It is known worldwide as, arguably, the best search engine in cybersphere, but Google, can actually swing the results of the US presidential elections, says Robert Epstein, senior research psychologist at the American Institute for Behavioural Research and Technology and the former editor-in-chief of Psychology Today.
"America's next president could be eased into office not just by TV ads or speeches, but by Google's secret decisions, and no one--except for me and perhaps a few other obscure researchers--would know how this was accomplished," Epstein says in an op-ed published on politico.com on August 19, 2015.
Epstein said his position was based on the outcomes of an experiment he carried out with his his colleague, Ronald E. Robertson.
To cary out the experiment, "participants were randomly assigned to one of three groups in which search rankings favoured either Candidate A, Candidate B or neither candidate. Participants were given brief descriptions of each candidate and then asked how much they liked and trusted each candidate and whom they would vote for. Then they were allowed up to 15 minutes to conduct online research on the candidates using a Google-like search engine we created called Kadoodle."

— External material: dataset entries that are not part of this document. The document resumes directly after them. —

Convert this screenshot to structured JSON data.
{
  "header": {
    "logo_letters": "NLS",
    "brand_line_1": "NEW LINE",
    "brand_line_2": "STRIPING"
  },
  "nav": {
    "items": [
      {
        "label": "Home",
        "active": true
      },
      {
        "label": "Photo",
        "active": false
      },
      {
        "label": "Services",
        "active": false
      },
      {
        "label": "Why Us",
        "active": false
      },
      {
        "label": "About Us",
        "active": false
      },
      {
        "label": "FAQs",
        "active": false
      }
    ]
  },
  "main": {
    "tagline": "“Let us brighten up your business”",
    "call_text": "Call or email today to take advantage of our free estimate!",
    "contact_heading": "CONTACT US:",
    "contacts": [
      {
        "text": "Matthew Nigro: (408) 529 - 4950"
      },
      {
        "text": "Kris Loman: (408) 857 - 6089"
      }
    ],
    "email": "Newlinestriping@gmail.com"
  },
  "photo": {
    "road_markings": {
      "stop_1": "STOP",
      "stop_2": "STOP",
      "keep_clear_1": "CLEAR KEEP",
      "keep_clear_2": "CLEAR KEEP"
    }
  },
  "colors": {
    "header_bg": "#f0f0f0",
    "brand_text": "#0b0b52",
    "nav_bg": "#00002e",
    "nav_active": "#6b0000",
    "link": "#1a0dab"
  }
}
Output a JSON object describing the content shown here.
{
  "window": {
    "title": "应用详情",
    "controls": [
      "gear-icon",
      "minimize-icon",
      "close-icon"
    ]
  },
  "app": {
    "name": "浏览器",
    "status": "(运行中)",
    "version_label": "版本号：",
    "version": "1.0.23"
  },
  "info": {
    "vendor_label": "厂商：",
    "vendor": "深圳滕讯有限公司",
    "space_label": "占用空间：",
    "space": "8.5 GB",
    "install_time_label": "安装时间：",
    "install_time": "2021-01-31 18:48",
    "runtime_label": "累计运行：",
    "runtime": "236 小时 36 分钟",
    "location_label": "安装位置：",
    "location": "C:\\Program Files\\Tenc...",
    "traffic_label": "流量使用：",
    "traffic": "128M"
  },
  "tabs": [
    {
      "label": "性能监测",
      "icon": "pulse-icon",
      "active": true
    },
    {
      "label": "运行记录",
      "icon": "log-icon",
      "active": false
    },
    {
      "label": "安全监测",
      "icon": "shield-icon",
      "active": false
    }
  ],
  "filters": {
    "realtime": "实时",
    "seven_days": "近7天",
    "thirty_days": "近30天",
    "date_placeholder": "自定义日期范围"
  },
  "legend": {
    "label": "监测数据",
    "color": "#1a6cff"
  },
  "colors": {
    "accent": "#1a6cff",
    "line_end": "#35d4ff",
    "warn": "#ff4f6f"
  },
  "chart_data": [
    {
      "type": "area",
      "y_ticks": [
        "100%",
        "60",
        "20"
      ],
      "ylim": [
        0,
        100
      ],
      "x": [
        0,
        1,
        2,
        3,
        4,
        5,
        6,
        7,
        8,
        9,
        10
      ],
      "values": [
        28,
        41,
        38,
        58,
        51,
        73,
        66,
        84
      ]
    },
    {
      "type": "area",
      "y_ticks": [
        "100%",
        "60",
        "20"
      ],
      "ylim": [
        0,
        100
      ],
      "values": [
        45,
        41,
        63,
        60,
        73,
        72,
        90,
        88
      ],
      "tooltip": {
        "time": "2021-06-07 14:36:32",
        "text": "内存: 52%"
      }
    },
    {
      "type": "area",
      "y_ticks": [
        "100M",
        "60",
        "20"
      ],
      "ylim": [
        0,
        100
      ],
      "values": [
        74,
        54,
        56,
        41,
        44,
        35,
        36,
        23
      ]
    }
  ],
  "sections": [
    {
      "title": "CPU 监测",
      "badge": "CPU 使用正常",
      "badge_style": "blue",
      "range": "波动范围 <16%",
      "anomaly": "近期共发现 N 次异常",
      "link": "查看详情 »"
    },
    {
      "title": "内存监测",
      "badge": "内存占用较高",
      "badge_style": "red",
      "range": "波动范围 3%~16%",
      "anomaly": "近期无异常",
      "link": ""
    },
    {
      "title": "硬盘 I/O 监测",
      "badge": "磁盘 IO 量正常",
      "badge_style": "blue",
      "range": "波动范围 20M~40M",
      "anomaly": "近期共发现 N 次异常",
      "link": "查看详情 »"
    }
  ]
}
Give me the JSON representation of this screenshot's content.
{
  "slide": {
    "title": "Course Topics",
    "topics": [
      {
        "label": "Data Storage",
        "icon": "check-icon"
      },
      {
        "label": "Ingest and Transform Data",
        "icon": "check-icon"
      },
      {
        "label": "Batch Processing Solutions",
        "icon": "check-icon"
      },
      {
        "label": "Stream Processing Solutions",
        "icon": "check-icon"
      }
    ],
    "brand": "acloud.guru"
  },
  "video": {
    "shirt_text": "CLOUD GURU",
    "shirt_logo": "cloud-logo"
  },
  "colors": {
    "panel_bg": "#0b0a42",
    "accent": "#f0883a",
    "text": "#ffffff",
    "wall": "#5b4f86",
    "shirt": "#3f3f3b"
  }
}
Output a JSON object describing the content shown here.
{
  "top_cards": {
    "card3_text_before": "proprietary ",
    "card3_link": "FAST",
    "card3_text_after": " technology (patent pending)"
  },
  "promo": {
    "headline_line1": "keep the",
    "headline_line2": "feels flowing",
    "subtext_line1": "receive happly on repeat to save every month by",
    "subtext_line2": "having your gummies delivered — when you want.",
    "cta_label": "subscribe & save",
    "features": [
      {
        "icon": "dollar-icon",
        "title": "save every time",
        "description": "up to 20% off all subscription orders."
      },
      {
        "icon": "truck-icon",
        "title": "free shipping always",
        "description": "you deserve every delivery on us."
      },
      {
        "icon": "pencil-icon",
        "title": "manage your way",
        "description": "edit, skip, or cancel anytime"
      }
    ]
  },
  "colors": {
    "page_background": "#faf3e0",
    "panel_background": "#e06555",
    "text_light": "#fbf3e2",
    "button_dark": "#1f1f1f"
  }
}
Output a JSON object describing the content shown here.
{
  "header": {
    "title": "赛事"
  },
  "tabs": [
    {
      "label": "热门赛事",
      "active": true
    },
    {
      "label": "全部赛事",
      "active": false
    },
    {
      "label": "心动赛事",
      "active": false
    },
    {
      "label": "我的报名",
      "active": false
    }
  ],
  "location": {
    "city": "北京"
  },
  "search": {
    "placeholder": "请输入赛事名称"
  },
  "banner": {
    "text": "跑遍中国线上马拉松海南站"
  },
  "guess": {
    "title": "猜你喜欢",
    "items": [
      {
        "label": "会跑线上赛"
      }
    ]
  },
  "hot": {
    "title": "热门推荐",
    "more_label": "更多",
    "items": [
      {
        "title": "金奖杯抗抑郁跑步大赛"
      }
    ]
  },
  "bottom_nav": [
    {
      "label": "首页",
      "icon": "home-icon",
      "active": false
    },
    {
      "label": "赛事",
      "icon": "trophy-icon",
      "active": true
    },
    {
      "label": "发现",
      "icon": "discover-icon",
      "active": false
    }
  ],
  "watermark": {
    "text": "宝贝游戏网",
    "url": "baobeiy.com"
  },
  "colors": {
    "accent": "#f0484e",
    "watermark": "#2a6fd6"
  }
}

"Each group had access to the same 30 search results--all real search results linking to real web pages from a past election. Only the ordering of the results differed in the three groups. People could click freely on any result or shift between any of five different results pages, just as one can on Google's search engine."
When the participants were done searching, they were asked those questions again. It was discovered that on all measures, opinions shifted in the direction of the candidate who was favoured in the rankings. Trust, liking and voting preferences all shifted predictably.
The research results also demonstrated "this shift with real voters during an actual electoral campaign--in an experiment conducted with more than 2,000 eligible, undecided voters throughout India during the 2014 Lok Sabha election there--the largest democratic election in history, with more than 800 million eligible voters and 480 million votes ultimately cast."
Epstein further stated that given that many elections are won by small margins, this gives Google the power to "flip upwards of 25 percent of the national elections worldwide."
He said that since half of presidential elections in the United States have been won by margins under 7.6 percent, the ability to decide the final outcome of a presidential election is "well within Google's control."
However, Google said the provision of "relevant answers has been the cornerstone of Google's approach to search from the very beginning" and that tweaking its algorithm to swing votes in favour of a candidate "would undermine the people's trust in our results and company".
Epstein believed Google's statement was "meaningless". He said the provision of "relevant answers" to election-related questions does not rule out the possibility of favouring one candidate over another in search rankings.